TASK ITEM:
All that is needed is each line of the entries holding the word "JSON", copied as it stands.

-- DATA SHOWN follows --

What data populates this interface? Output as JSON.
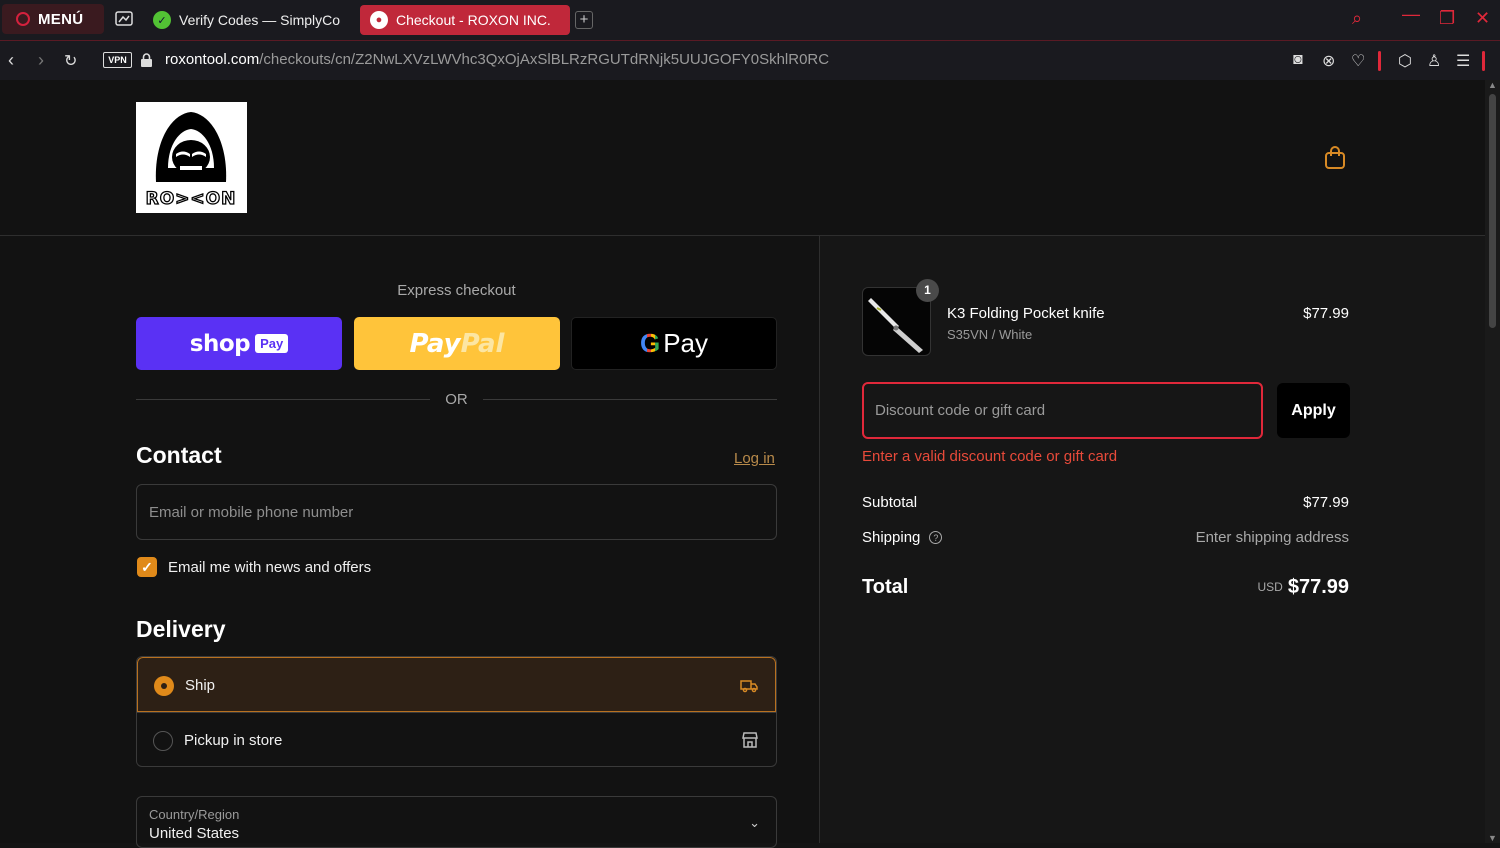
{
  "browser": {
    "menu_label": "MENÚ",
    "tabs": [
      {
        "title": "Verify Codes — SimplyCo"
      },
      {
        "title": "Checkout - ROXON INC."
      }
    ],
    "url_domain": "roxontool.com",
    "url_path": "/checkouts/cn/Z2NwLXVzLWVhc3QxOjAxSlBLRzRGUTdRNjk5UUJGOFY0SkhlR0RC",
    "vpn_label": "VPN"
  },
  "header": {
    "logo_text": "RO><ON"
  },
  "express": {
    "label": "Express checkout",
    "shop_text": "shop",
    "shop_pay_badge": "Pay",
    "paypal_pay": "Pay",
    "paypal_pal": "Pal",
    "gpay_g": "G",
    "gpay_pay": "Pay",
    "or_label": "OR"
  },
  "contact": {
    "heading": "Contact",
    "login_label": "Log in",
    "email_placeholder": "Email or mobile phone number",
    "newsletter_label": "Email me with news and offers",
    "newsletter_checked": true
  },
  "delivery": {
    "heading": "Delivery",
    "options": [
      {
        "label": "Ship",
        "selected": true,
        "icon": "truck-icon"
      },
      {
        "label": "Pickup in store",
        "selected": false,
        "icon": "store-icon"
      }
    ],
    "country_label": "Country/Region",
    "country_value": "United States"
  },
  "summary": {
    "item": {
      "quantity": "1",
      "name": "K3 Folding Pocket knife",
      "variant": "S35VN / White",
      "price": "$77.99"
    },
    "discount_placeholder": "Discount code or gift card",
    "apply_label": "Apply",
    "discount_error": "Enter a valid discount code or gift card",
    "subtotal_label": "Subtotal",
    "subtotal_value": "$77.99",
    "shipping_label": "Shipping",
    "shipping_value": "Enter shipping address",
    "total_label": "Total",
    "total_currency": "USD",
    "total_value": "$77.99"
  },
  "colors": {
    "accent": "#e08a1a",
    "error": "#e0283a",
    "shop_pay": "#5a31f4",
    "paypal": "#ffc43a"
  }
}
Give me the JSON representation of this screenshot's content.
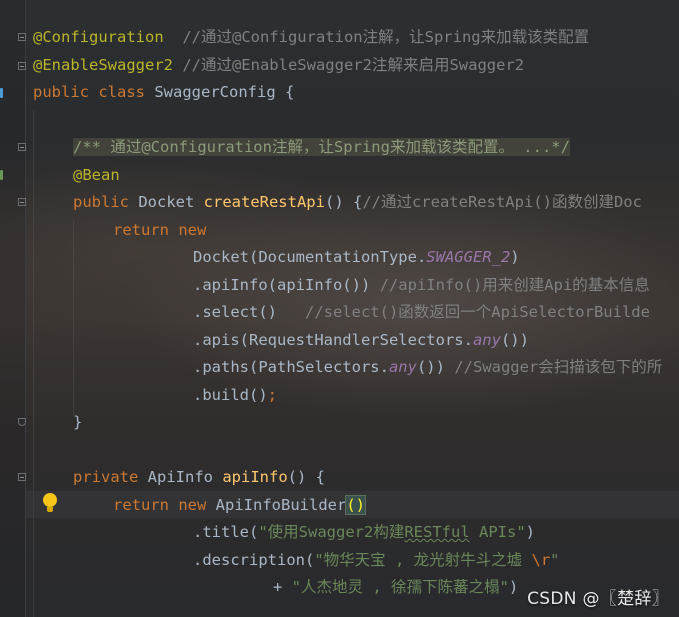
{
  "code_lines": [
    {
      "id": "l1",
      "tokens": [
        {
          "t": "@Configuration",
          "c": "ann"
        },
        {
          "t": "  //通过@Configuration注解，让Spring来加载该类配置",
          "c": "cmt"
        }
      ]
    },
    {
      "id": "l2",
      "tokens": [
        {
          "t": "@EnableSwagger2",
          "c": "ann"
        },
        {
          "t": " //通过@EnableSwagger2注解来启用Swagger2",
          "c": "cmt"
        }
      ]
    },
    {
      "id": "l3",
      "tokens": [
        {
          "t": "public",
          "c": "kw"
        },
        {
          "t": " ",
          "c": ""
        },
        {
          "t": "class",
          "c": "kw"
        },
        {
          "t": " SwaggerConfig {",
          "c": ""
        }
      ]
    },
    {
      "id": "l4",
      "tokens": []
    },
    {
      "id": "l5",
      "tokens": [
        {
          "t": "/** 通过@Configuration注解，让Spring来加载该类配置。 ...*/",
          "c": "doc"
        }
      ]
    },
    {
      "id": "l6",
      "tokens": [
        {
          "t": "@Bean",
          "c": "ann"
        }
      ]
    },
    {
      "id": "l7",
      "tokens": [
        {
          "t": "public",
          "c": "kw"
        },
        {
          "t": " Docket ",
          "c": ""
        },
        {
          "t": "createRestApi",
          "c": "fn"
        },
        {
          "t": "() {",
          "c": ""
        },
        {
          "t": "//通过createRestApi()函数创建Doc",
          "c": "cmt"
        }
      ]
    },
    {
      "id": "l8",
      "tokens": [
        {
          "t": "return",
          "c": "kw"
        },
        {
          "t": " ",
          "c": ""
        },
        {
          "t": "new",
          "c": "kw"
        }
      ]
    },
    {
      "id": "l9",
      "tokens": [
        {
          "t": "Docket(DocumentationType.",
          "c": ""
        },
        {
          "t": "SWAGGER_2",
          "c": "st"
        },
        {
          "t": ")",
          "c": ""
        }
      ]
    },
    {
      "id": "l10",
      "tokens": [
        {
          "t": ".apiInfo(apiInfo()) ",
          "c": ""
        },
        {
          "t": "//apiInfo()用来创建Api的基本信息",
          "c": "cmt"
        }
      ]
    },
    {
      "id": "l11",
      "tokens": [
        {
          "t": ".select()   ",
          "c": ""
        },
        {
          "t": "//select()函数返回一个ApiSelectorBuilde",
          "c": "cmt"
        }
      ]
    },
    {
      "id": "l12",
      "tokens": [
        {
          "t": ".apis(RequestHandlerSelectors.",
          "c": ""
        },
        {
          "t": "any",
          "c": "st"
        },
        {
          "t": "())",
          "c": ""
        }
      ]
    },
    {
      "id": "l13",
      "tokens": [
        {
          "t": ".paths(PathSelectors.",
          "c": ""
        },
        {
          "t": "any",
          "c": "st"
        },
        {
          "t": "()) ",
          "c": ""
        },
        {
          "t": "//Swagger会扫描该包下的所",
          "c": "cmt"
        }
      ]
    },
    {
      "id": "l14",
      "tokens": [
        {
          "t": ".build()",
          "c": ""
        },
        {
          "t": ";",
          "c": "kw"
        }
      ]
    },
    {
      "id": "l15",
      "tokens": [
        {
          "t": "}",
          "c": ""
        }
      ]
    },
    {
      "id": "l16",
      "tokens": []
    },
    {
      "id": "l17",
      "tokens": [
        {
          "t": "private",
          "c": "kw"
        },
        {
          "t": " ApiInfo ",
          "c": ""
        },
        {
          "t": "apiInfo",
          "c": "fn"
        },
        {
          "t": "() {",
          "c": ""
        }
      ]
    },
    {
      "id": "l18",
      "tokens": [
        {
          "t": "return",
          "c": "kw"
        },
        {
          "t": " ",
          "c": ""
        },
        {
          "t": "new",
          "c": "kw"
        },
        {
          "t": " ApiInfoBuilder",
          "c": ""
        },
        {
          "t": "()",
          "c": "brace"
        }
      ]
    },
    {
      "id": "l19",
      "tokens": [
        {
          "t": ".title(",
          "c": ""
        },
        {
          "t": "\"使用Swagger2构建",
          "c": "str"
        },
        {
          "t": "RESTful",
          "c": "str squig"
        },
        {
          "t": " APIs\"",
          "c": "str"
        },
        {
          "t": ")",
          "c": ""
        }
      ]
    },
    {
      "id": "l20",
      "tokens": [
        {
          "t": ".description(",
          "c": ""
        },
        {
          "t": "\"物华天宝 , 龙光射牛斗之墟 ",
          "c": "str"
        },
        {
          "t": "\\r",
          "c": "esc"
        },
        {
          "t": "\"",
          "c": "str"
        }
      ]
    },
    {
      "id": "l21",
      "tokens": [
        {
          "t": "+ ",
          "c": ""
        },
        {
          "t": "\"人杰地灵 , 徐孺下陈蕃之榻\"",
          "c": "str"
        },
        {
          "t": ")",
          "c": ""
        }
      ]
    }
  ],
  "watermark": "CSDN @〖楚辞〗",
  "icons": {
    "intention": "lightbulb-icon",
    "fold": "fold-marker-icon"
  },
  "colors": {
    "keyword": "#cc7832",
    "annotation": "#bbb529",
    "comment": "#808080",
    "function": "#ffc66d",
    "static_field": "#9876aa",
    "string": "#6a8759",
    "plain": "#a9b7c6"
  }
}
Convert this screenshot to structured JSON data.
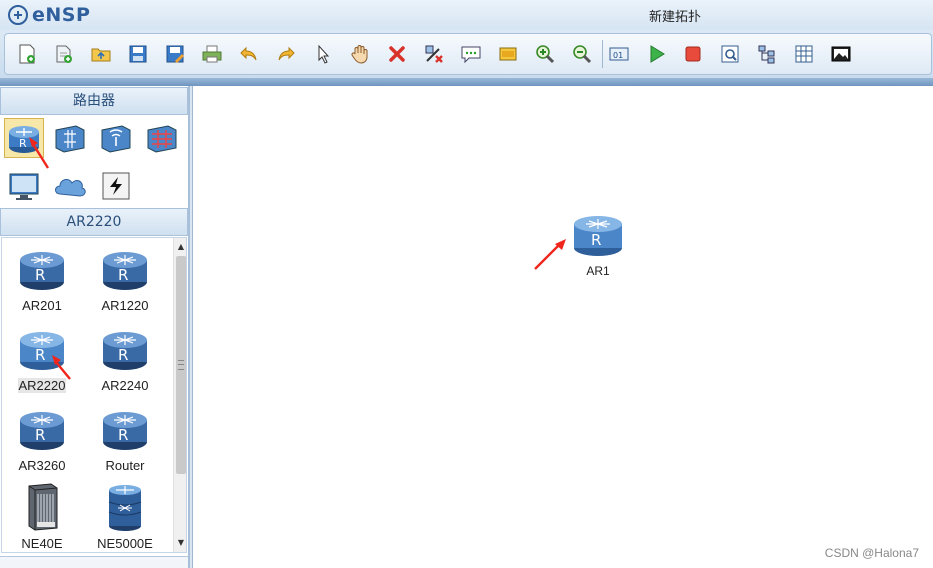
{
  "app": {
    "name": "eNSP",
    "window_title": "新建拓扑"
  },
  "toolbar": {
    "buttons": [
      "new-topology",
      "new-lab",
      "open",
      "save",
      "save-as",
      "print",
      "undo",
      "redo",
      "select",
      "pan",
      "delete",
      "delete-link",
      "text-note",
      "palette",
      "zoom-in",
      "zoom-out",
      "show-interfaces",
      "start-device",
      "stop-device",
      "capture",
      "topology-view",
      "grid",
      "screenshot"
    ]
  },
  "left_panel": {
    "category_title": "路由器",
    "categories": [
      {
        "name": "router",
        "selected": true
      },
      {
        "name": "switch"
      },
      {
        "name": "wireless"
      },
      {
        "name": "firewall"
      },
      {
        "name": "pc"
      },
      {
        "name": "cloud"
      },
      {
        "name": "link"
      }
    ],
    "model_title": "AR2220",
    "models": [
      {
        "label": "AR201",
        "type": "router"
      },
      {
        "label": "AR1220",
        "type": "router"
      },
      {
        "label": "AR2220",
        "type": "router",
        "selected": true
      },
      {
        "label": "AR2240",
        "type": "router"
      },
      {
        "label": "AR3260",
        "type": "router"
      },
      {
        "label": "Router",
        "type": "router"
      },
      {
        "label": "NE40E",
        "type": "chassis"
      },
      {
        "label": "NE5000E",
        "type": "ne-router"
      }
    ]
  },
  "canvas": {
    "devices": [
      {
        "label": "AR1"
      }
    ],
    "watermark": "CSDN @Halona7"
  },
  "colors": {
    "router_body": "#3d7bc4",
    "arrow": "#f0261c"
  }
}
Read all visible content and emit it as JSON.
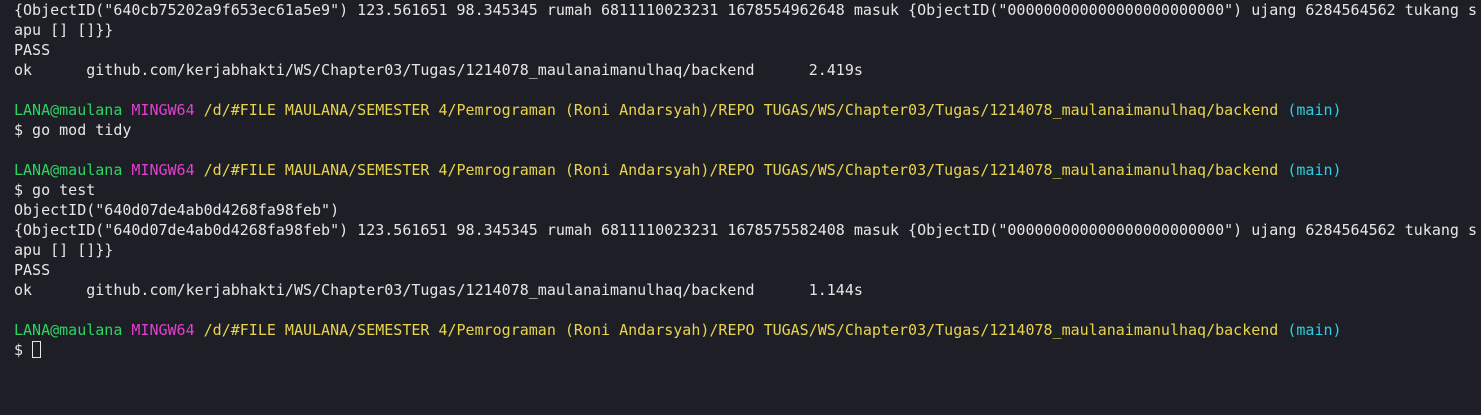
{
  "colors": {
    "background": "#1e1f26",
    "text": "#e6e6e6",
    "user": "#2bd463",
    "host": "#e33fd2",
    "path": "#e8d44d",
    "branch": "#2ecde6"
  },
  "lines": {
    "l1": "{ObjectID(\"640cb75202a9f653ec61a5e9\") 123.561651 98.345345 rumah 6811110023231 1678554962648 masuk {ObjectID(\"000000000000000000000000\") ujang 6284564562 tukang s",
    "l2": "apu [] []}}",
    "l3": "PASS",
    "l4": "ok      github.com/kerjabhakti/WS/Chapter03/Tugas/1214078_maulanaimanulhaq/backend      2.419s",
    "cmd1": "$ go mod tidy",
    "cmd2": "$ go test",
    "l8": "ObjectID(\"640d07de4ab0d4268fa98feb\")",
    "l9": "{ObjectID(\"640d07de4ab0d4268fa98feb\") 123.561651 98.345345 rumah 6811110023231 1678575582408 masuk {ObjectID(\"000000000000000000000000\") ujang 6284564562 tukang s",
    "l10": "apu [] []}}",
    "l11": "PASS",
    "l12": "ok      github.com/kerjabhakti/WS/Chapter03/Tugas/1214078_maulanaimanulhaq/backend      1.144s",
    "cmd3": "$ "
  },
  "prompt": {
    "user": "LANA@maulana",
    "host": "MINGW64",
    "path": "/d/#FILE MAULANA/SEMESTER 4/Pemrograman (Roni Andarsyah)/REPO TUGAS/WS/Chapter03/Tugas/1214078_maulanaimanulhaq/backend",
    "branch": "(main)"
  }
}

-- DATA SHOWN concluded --

SOLUTION FOR THIS PROBLEM:
What data populates this interface? Output as JSON.
Give me the JSON representation of this screenshot's content.
Convert this screenshot to structured JSON data.
Read all visible content and emit it as JSON.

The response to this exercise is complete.